Fascinated from a young age by crafting models with her hands, French sculptor, painter, and draughtswoman Camille Claudel (1864-1943) fought to overcome the hurdles placed in the way of female artists and carved a place for herself in the history of art.
Following an apprenticeship with Alfred Boucher, Claudel entered the studio of Auguste Rodin, with whom she had a tumultuous ten-year love affair which often threatens to eclipse her art. The two artists had a profound impact on one another, each of their features appearing in the other’s work.

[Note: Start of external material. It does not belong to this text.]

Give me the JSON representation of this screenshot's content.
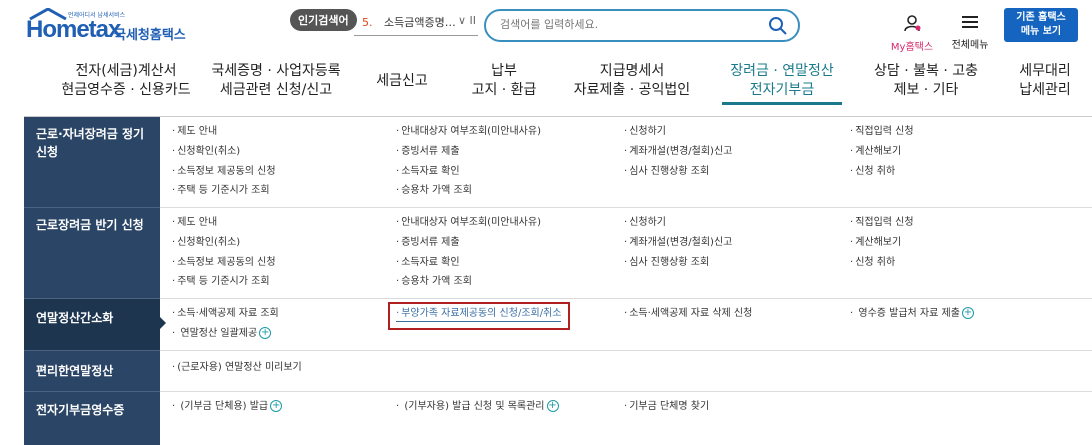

After breaking off the relationship to forge her own path, Claudel created a stunning, incredibly modern oeuvre of works. Though many were destroyed by her own hands, those that remain are a powerful testament to her artistic genius.